Studios have struggled to execute a critically and commercially successful female superhero movie for years. Remember the less-than-stellar "Elektra," starring Jennifer Garner, back in 2005? And then there was Halle Berry's notorious 2004 box-office bomb "Catwoman." (Like Berry, we're trying to forget that one, too.) Both movies built on the existing mythology and popularity of their characters but were clearly missing some key ingredients (A sense of humor? Coherent storytelling? Realistic special effects?) to make them hits, a point reflected by poor ticket sales and abysmal reviews ("Elektra" earned a 10 percent Fresh rating, while "Catwoman" scored a 9 percent).
But Peirce, whom we spoke to while she was promoting her new movie, "Carrie," believes that Hollywood already has a female superhero formula that works -- and it's one that we've actually been watching play out for years.
"...[Male superheroes] are endowed with some kind of power, in the world that made them not a powerful person. They then have an opportunity to use the power, so you go through a period when they discover what it is," Peirce explained. "And then they go through a period when they have to make a choice of how to use that power, and generally they use it for the good. But when they're using it for the good, they're beset with the dilemma of responsibility. Well, they can't really have a lover. They can't have a wife. They can't have a normal life -- all that stuff. That's kind of the classic story that we get. Well, I think you just need to apply that to a woman."
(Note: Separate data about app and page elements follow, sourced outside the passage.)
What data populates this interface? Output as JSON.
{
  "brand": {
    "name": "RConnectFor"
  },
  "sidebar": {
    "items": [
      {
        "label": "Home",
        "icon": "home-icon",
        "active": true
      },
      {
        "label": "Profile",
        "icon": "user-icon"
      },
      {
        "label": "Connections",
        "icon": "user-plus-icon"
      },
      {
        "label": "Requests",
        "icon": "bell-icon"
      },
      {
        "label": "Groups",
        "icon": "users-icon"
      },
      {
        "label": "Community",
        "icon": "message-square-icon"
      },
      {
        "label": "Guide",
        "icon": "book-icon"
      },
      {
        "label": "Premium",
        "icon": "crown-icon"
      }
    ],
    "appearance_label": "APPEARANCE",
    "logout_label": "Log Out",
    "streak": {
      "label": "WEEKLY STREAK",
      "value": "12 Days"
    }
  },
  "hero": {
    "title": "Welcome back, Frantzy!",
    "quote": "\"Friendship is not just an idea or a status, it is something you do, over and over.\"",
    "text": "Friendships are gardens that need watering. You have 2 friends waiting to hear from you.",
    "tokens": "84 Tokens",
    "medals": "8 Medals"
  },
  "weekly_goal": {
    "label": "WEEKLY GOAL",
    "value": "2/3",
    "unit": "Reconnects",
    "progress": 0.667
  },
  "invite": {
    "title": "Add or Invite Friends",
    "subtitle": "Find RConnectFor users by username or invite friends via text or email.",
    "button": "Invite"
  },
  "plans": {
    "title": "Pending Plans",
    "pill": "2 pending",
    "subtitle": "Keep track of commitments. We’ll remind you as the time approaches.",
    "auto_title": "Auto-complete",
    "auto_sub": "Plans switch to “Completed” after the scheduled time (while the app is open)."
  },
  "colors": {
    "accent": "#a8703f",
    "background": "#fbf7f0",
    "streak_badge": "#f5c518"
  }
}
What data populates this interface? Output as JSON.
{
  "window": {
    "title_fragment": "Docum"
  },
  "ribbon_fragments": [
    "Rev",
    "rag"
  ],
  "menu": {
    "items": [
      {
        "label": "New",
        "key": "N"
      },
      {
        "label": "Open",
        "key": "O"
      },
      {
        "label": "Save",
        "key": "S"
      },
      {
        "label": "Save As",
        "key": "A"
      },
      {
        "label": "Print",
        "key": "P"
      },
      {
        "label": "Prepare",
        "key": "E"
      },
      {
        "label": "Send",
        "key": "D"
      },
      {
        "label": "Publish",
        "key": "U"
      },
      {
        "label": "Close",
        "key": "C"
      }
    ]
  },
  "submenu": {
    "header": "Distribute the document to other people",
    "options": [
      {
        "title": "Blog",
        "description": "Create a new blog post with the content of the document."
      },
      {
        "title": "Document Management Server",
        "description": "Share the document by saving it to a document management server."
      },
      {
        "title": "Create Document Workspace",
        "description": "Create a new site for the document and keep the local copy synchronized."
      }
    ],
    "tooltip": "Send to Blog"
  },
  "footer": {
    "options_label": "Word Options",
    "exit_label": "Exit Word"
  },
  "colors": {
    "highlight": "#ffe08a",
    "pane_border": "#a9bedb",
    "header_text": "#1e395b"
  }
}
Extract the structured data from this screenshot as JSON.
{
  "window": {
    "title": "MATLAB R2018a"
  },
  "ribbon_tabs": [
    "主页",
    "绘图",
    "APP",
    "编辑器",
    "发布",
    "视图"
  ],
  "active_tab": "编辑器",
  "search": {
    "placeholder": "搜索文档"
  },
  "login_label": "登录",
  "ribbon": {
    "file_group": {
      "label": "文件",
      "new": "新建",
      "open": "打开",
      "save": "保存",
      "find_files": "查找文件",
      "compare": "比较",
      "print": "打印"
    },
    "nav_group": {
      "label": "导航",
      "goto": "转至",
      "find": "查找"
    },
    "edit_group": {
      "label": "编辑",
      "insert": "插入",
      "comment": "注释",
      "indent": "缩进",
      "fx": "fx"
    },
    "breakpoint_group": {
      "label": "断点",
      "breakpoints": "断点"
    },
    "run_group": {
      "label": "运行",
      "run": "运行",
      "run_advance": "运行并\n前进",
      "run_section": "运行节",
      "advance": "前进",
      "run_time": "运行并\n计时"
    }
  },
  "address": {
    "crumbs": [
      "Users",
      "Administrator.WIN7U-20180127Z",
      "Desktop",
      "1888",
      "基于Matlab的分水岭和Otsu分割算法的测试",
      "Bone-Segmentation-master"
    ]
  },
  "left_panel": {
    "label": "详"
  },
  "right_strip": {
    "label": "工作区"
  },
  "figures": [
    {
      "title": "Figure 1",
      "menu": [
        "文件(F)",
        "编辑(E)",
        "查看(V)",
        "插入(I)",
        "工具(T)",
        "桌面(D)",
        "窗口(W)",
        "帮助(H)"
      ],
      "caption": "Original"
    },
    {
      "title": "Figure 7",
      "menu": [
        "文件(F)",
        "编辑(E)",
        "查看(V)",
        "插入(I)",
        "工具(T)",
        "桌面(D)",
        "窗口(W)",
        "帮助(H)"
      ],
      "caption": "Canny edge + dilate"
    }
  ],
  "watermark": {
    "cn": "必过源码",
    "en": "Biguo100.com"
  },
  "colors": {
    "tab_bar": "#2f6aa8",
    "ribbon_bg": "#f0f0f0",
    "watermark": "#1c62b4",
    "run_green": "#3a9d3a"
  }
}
Sounds simple, right? While Peirce argues that this formula could theoretically be applied to a female character, she understands Hollywood's reluctance to give Wonder Woman -- or any superheroine -- her shining moment on the silver screen.
"I think that there's infinite opportunity for [a female superhero movie]," Peirce added. "I just think what's happened is -- look, male superheroes have made a lot of money for the studios; they've done well. People love them. So why tamper with a [good] thing?"
Peirce, who studied superhero mythology in preparing to bring "Carrie" back to the big screen, also sees a lot of what makes a comic-book hero successful in the popular female-driven action movies of recent years, adding that part of their appeal comes from the very fact that women are at the center of the story.
"Why did they make ['Salt'] a woman? It actually had been [written for] a man. They made it a woman because, well, we've seen a man do it for a while. A man is still going to be a good idea, but a woman is a new idea. And there's Angelina Jolie, who can carry any movie. So put her in that. Why is 'The Hunger Games' working? Could that be a boy? Sure, it could have been a boy. But it's interesting that it's a woman because maybe that's a little bit different."
When the time comes, Peirce is ready to get in on the action, arguing that -- box office success aside -- audiences are growing tired of the same old story.
"I am so ready to make a female action hero / female superhero origin story," Peirce revealed. "I think we're ready, and I think you're seeing -- whether it's more stories of people of color, whether it's stories with women -- we've seen a certain kind of story and people are looking for something different."
And if making that female superhero origin story means taking on the next "Harry Potter" or "The Hunger Games," then so be it. Peirce "would love to do a big franchise," but only if she's "in love with the character" and it's more than just a spectacle-driven, special-effects bonanza.
"I don't want to do big for big," she added. "But big for good is good."
Tim Hayne (@tim_hayne) is Editor in Chief of Moviefone.